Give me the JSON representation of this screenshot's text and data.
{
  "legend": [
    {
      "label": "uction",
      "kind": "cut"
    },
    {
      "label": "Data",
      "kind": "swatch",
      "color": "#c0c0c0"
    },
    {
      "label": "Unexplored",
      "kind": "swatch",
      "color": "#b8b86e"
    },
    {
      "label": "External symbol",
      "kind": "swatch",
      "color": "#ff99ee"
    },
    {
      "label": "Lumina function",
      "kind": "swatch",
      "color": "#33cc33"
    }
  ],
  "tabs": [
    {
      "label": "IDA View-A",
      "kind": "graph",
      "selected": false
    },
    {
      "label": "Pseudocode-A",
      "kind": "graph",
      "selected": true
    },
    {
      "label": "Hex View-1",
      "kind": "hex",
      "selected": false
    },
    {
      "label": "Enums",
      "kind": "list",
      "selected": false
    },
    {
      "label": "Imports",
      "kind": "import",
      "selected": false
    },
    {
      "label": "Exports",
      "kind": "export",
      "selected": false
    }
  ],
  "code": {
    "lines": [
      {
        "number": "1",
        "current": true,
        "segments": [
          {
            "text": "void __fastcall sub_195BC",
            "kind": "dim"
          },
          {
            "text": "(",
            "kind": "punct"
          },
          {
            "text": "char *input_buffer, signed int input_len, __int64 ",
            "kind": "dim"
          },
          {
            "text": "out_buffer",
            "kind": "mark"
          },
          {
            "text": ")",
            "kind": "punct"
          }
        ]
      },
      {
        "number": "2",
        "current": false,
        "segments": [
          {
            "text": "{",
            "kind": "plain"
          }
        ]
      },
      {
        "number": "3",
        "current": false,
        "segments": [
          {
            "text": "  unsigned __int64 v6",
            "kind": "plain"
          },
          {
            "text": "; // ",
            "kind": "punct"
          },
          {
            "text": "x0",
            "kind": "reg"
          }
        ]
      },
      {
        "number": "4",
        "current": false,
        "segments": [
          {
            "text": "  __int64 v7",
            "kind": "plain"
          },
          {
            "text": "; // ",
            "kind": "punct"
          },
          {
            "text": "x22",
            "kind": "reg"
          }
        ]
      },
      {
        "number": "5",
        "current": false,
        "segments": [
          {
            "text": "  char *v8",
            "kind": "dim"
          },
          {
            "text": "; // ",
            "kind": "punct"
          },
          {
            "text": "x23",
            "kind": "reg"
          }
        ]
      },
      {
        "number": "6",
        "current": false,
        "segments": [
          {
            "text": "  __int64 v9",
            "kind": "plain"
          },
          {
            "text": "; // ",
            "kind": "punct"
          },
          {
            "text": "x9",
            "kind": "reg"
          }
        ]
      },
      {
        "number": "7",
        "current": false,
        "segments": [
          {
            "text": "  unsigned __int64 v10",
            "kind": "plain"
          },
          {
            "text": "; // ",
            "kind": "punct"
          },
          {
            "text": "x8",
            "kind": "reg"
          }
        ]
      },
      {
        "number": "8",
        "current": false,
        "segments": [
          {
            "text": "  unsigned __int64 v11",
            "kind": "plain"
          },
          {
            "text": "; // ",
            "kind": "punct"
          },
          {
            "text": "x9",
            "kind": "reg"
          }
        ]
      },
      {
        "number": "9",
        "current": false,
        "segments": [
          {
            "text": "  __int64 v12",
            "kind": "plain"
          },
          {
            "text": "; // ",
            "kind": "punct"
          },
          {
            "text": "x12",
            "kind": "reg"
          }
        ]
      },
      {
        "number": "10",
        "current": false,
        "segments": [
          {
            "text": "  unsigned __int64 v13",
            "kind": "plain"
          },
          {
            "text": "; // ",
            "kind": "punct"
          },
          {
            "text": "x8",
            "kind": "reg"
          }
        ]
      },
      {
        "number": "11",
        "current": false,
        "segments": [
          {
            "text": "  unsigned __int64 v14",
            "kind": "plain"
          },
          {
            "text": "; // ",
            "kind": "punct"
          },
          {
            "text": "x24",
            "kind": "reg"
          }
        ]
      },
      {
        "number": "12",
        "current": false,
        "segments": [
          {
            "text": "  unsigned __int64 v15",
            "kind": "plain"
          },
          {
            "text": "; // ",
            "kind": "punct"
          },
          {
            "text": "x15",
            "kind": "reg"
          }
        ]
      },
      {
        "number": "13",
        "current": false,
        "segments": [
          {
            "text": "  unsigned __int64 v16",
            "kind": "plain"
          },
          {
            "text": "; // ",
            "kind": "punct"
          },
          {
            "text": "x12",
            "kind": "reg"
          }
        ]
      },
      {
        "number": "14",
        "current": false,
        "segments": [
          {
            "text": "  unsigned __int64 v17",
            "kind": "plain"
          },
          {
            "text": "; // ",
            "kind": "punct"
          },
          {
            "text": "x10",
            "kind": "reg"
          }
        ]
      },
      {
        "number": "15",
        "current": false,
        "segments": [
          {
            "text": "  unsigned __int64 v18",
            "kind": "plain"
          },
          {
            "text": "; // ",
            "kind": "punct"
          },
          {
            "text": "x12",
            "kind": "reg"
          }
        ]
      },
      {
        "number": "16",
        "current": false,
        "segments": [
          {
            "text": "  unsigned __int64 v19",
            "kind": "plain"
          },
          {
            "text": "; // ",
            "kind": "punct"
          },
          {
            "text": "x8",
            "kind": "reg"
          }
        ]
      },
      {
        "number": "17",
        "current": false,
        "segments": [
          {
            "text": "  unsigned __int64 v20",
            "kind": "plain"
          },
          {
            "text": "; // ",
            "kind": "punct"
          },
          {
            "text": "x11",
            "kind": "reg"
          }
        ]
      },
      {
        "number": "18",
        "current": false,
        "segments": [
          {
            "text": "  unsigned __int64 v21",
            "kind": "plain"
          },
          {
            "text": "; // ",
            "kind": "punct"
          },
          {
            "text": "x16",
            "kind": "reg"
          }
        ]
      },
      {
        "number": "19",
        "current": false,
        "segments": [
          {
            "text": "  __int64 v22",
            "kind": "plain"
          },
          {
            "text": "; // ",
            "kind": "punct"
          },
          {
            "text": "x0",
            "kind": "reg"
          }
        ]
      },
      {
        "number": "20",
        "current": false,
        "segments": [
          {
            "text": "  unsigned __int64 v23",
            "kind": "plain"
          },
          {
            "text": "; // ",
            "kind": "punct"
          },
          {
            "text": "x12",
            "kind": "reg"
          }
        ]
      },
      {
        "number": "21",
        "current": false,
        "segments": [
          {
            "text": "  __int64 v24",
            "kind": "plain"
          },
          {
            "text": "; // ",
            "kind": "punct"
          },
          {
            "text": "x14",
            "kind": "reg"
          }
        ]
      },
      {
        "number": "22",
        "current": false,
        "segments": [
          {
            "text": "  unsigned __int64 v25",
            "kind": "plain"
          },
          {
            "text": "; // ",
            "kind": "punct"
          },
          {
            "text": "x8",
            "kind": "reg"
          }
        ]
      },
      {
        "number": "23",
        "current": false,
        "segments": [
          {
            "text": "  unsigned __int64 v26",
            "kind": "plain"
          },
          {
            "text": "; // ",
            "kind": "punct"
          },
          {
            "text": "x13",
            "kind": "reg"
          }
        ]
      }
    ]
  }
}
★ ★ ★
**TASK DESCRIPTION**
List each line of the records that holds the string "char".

**ANSWER AREA**
            "text": "char *input_buffer, signed int input_len, __int64 ",
            "text": "  char *v8",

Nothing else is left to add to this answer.